Thursday, August 1, 2013
Goodell: Eye on evaluation process
NFL commissioner Roger Goodell said Thursday morning that the Aaron Hernandez case should prompt all NFL teams to examine how they scrutinize players before signing or drafting them.
“All clubs are going to have to re-evaluate how they evaluate players,” Goodell said on ESPN Radio’s “Mike & Mike” show. "They have to look at their prior history, their experience, to make sure they are bringing the kind of people in to represent the teams and the NFL in a positive way.”
Goodell’s sentiment echoes what the New England Patriots have relayed in the past few weeks. Both owner Robert Kraft and coach Bill Belichick have said the team will look at how it vets players before bringing them onto the team in the wake of a murder charge against Hernandez. Belichick explained that process in his first news conference of training camp.
“I can tell you that we look at every player’s history from the moment we start discussing it, going back to his family, where he grew up, what his lifestyle was like, high school, college experiences -- we evaluate his performance, his intelligence, his work ethic, his motivation, his maturity, his improvement, and we try to project that into our organization on a going-forward basis,” Belichick explained. “It combines a player’s personal history, but it also has to project what we think, and how we think, he will be in our environment. Obviously this process is far from perfect, but it’s one that we’ve used from 2000 until today.”
Less than two hours after Hernandez was arrested on June 26, the Patriots released the tight end. Shortly thereafter, Hernandez was officially charged in the murder of semi-pro football player Odin Lloyd.

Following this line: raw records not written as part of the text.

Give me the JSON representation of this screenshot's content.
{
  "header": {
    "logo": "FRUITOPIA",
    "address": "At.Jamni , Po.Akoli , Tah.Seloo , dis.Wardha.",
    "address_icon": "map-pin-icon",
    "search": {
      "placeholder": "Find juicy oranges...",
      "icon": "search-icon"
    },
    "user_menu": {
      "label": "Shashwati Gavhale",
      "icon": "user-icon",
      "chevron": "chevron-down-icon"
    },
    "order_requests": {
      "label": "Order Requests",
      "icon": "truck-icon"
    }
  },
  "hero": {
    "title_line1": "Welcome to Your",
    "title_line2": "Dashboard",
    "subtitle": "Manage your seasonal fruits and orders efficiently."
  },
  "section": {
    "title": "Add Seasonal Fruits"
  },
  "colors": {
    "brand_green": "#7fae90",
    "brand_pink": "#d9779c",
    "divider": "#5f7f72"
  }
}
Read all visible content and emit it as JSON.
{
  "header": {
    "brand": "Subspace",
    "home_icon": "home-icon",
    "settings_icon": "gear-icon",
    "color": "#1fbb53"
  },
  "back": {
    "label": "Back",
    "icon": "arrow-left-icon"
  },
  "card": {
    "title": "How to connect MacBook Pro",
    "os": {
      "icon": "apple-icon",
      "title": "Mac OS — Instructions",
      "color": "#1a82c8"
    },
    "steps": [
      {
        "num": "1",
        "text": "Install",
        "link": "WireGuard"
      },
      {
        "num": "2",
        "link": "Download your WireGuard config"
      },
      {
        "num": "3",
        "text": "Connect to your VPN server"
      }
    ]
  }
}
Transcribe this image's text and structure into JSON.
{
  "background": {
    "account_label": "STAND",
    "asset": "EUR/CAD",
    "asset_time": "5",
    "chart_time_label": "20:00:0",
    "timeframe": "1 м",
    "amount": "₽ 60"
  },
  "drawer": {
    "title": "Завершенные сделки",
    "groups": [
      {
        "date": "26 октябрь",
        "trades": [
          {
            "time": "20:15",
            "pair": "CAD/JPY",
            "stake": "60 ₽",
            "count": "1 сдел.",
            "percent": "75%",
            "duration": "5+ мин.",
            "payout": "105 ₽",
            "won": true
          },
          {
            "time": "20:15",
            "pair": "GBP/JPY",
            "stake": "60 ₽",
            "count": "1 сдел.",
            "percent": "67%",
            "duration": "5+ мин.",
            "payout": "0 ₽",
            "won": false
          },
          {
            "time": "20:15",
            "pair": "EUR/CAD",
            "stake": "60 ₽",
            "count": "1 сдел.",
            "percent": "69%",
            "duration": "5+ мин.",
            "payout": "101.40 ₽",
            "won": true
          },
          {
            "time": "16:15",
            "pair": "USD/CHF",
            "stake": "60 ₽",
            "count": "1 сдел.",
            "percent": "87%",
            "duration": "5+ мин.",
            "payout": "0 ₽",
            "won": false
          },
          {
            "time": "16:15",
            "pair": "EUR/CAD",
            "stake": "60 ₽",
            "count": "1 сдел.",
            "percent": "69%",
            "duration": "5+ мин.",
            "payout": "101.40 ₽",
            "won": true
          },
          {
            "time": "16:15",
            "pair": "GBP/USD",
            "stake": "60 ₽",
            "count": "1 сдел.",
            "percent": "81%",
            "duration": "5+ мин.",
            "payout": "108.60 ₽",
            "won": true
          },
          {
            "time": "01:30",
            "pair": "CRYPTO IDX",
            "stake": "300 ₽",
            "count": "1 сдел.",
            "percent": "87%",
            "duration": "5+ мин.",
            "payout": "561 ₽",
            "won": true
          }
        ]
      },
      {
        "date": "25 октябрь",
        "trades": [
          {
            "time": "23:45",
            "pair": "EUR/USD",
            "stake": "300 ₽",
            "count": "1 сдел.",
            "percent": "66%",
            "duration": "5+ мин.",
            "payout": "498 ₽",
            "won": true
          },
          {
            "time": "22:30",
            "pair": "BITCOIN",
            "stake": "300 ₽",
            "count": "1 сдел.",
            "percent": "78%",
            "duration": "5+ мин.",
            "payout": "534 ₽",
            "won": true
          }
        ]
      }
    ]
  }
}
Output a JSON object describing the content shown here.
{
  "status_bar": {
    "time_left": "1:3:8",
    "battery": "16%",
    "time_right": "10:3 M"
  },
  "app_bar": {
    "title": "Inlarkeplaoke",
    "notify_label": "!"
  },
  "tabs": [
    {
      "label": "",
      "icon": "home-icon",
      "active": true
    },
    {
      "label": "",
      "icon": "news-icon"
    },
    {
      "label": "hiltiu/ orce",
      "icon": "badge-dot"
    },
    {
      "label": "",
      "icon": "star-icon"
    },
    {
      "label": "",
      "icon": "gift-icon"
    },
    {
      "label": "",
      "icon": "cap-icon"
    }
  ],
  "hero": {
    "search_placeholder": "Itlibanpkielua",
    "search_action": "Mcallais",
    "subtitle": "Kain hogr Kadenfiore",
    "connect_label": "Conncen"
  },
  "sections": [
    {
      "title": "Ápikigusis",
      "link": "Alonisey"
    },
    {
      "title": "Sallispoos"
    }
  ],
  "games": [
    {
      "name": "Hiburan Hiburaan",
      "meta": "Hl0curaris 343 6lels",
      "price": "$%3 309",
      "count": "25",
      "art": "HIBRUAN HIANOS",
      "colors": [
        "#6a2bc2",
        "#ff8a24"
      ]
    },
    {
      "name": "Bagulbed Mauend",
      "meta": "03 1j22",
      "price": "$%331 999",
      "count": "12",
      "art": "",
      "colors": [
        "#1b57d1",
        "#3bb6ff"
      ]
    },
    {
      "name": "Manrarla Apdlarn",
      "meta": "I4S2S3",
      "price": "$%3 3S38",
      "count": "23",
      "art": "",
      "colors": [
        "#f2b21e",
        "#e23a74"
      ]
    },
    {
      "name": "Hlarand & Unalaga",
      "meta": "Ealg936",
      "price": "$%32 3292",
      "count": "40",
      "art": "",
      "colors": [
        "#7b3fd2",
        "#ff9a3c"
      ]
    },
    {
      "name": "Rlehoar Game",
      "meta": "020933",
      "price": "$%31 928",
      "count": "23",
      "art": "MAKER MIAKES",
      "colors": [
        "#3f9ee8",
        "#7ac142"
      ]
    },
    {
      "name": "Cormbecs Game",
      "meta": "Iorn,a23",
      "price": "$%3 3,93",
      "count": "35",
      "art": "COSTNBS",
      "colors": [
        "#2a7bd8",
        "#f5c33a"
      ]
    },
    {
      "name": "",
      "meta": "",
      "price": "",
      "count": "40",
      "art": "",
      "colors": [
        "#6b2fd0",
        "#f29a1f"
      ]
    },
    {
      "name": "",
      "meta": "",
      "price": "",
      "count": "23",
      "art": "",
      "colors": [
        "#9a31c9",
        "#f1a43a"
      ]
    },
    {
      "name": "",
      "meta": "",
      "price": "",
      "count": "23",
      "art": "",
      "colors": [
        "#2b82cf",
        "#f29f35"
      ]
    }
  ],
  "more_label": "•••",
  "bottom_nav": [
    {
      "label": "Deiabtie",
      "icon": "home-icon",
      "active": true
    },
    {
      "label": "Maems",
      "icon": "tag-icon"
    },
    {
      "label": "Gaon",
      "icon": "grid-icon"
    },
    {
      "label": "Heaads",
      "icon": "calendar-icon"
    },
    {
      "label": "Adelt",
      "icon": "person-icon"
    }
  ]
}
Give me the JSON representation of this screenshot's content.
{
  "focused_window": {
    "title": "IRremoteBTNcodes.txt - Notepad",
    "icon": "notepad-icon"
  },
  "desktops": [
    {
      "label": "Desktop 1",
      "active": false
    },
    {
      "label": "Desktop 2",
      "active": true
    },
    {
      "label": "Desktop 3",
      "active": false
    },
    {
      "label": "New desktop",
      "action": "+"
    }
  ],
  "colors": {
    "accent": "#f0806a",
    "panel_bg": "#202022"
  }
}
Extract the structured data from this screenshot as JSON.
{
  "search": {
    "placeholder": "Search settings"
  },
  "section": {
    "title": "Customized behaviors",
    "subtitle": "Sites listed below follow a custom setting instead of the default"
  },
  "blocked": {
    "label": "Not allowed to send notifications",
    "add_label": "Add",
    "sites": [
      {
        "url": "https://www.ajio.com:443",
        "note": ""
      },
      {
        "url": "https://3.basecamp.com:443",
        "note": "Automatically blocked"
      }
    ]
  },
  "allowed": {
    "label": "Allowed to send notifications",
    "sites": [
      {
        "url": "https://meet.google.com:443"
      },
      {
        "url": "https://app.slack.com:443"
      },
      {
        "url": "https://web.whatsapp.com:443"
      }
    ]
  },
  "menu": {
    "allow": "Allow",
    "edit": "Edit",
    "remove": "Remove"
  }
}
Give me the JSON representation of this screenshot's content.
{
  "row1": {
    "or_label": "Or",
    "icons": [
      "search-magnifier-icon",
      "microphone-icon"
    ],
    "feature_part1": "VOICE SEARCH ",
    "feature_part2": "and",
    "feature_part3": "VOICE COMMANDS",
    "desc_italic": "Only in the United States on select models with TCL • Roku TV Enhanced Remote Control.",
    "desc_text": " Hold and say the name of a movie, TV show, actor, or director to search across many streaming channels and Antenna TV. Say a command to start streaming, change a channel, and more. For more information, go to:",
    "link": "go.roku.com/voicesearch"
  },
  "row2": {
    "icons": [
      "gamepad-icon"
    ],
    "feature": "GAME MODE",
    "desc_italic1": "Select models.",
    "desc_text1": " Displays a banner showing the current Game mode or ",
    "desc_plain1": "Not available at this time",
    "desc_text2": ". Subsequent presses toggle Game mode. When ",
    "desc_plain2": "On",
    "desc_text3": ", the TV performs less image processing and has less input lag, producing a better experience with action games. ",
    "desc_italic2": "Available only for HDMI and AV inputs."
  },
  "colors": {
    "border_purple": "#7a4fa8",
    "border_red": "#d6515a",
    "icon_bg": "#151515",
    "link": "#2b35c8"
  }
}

“To think that anyone involved with the National Football League, whether it be a player or anybody else, could be involved in these circumstances is deeply troubling and does have an impact on the shield,” Goodell said Thursday. “That’s why I am proud the Patriots took decisive action. It is now a matter for the courts for the criminal activity.”